-- The task --
When you reach a picture, pass over it; otherwise repeat the listing word for word.

-- Task data --
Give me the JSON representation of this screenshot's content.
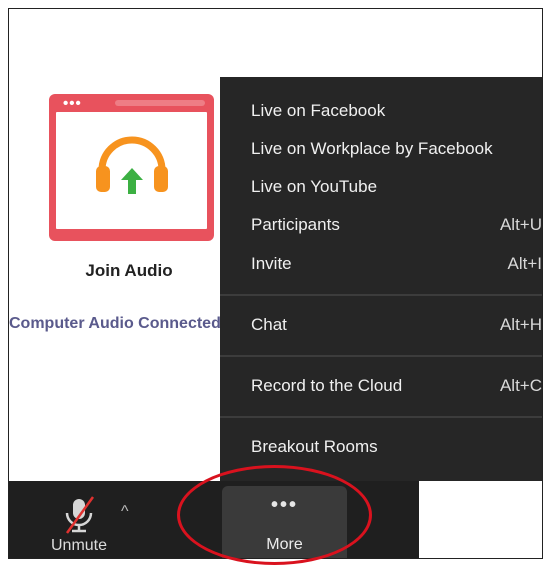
{
  "audio": {
    "title": "Join Audio",
    "subtitle": "Computer Audio Connected",
    "card_icon": "headphones-upload-icon",
    "card_color": "#e8525d"
  },
  "toolbar": {
    "unmute_label": "Unmute",
    "unmute_icon": "mic-muted-icon",
    "caret_icon": "caret-up-icon",
    "more_label": "More",
    "more_icon": "ellipsis-icon"
  },
  "menu": {
    "items": [
      {
        "label": "Live on Facebook",
        "shortcut": ""
      },
      {
        "label": "Live on Workplace by Facebook",
        "shortcut": ""
      },
      {
        "label": "Live on YouTube",
        "shortcut": ""
      },
      {
        "label": "Participants",
        "shortcut": "Alt+U"
      },
      {
        "label": "Invite",
        "shortcut": "Alt+I"
      },
      {
        "label": "Chat",
        "shortcut": "Alt+H"
      },
      {
        "label": "Record to the Cloud",
        "shortcut": "Alt+C"
      },
      {
        "label": "Breakout Rooms",
        "shortcut": ""
      }
    ]
  },
  "colors": {
    "menu_bg": "#262626",
    "toolbar_bg": "#1f1f1f",
    "highlight": "#d9121e",
    "headphone_orange": "#f7931e",
    "arrow_green": "#3cb043"
  }
}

-- Response below --
Give me the JSON representation of this screenshot's content.
{
  "audio": {
    "title": "Join Audio",
    "subtitle": "Computer Audio Connected",
    "card_icon": "headphones-upload-icon",
    "card_color": "#e8525d"
  },
  "toolbar": {
    "unmute_label": "Unmute",
    "unmute_icon": "mic-muted-icon",
    "caret_icon": "caret-up-icon",
    "more_label": "More",
    "more_icon": "ellipsis-icon"
  },
  "menu": {
    "items": [
      {
        "label": "Live on Facebook",
        "shortcut": ""
      },
      {
        "label": "Live on Workplace by Facebook",
        "shortcut": ""
      },
      {
        "label": "Live on YouTube",
        "shortcut": ""
      },
      {
        "label": "Participants",
        "shortcut": "Alt+U"
      },
      {
        "label": "Invite",
        "shortcut": "Alt+I"
      },
      {
        "label": "Chat",
        "shortcut": "Alt+H"
      },
      {
        "label": "Record to the Cloud",
        "shortcut": "Alt+C"
      },
      {
        "label": "Breakout Rooms",
        "shortcut": ""
      }
    ]
  },
  "colors": {
    "menu_bg": "#262626",
    "toolbar_bg": "#1f1f1f",
    "highlight": "#d9121e",
    "headphone_orange": "#f7931e",
    "arrow_green": "#3cb043"
  }
}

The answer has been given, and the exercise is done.